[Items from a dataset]
BEGIN

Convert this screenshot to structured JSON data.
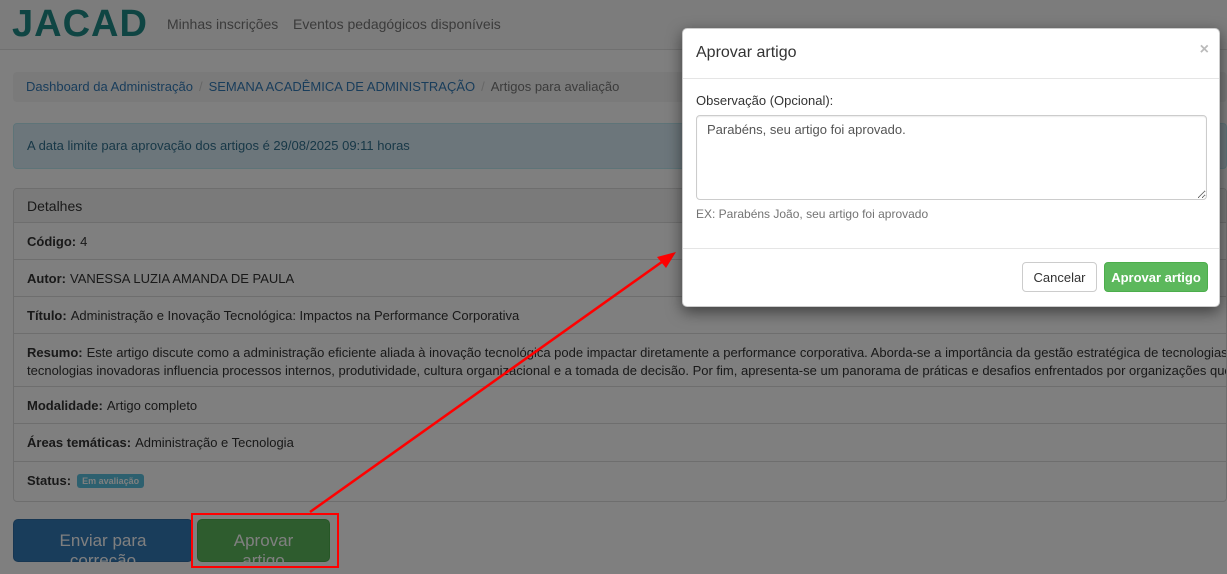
{
  "navbar": {
    "logo": "JACAD",
    "links": [
      "Minhas inscrições",
      "Eventos pedagógicos disponíveis"
    ]
  },
  "breadcrumb": {
    "items": [
      "Dashboard da Administração",
      "SEMANA ACADÊMICA DE ADMINISTRAÇÃO"
    ],
    "active": "Artigos para avaliação"
  },
  "alert": {
    "text": "A data limite para aprovação dos artigos é 29/08/2025 09:11 horas"
  },
  "details": {
    "heading": "Detalhes",
    "codigo_label": "Código:",
    "codigo": "4",
    "autor_label": "Autor:",
    "autor": "VANESSA LUZIA AMANDA DE PAULA",
    "titulo_label": "Título:",
    "titulo": "Administração e Inovação Tecnológica: Impactos na Performance Corporativa",
    "resumo_label": "Resumo:",
    "resumo_line1": "Este artigo discute como a administração eficiente aliada à inovação tecnológica pode impactar diretamente a performance corporativa. Aborda-se a importância da gestão estratégica de tecnologias emerg",
    "resumo_line2": "tecnologias inovadoras influencia processos internos, produtividade, cultura organizacional e a tomada de decisão. Por fim, apresenta-se um panorama de práticas e desafios enfrentados por organizações que busca",
    "modalidade_label": "Modalidade:",
    "modalidade": "Artigo completo",
    "areas_label": "Áreas temáticas:",
    "areas": "Administração e Tecnologia",
    "status_label": "Status:",
    "status": "Em avaliação"
  },
  "actions": {
    "correcao": "Enviar para correção",
    "aprovar": "Aprovar artigo"
  },
  "modal": {
    "title": "Aprovar artigo",
    "close": "×",
    "field_label": "Observação (Opcional):",
    "textarea_value": "Parabéns, seu artigo foi aprovado.",
    "help": "EX: Parabéns João, seu artigo foi aprovado",
    "cancel": "Cancelar",
    "confirm": "Aprovar artigo"
  },
  "colors": {
    "brand": "#1f8a87",
    "primary": "#337ab7",
    "success": "#5cb85c",
    "info": "#5bc0de",
    "annotation": "#ff0000"
  }
}
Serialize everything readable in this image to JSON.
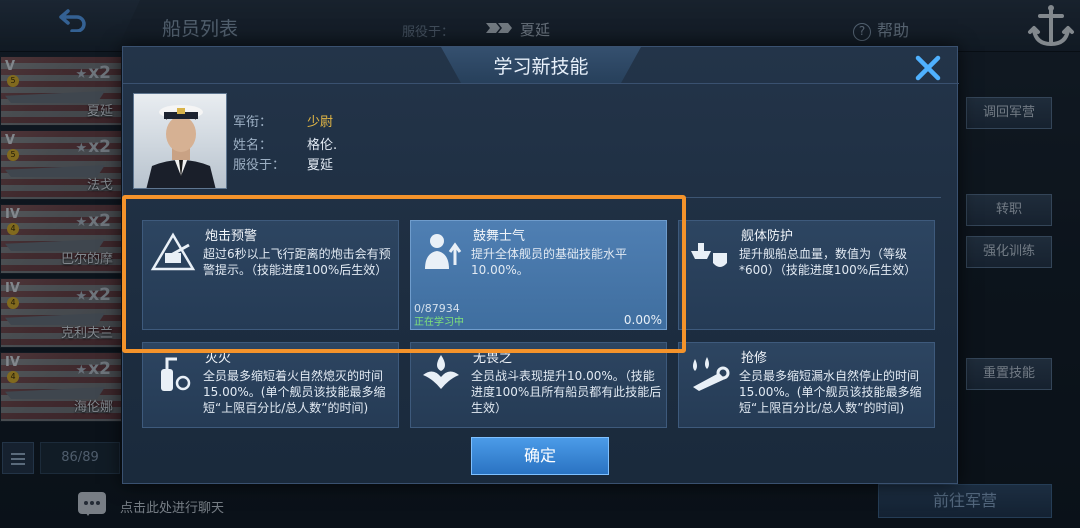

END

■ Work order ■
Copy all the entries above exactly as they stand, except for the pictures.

■ Finished task ■
Convert this screenshot to structured JSON data.
{
  "navbar": {
    "logo": "JACAD",
    "links": [
      "Minhas inscrições",
      "Eventos pedagógicos disponíveis"
    ]
  },
  "breadcrumb": {
    "items": [
      "Dashboard da Administração",
      "SEMANA ACADÊMICA DE ADMINISTRAÇÃO"
    ],
    "active": "Artigos para avaliação"
  },
  "alert": {
    "text": "A data limite para aprovação dos artigos é 29/08/2025 09:11 horas"
  },
  "details": {
    "heading": "Detalhes",
    "codigo_label": "Código:",
    "codigo": "4",
    "autor_label": "Autor:",
    "autor": "VANESSA LUZIA AMANDA DE PAULA",
    "titulo_label": "Título:",
    "titulo": "Administração e Inovação Tecnológica: Impactos na Performance Corporativa",
    "resumo_label": "Resumo:",
    "resumo_line1": "Este artigo discute como a administração eficiente aliada à inovação tecnológica pode impactar diretamente a performance corporativa. Aborda-se a importância da gestão estratégica de tecnologias emerg",
    "resumo_line2": "tecnologias inovadoras influencia processos internos, produtividade, cultura organizacional e a tomada de decisão. Por fim, apresenta-se um panorama de práticas e desafios enfrentados por organizações que busca",
    "modalidade_label": "Modalidade:",
    "modalidade": "Artigo completo",
    "areas_label": "Áreas temáticas:",
    "areas": "Administração e Tecnologia",
    "status_label": "Status:",
    "status": "Em avaliação"
  },
  "actions": {
    "correcao": "Enviar para correção",
    "aprovar": "Aprovar artigo"
  },
  "modal": {
    "title": "Aprovar artigo",
    "close": "×",
    "field_label": "Observação (Opcional):",
    "textarea_value": "Parabéns, seu artigo foi aprovado.",
    "help": "EX: Parabéns João, seu artigo foi aprovado",
    "cancel": "Cancelar",
    "confirm": "Aprovar artigo"
  },
  "colors": {
    "brand": "#1f8a87",
    "primary": "#337ab7",
    "success": "#5cb85c",
    "info": "#5bc0de",
    "annotation": "#ff0000"
  }
}
Serialize everything readable in this image to JSON.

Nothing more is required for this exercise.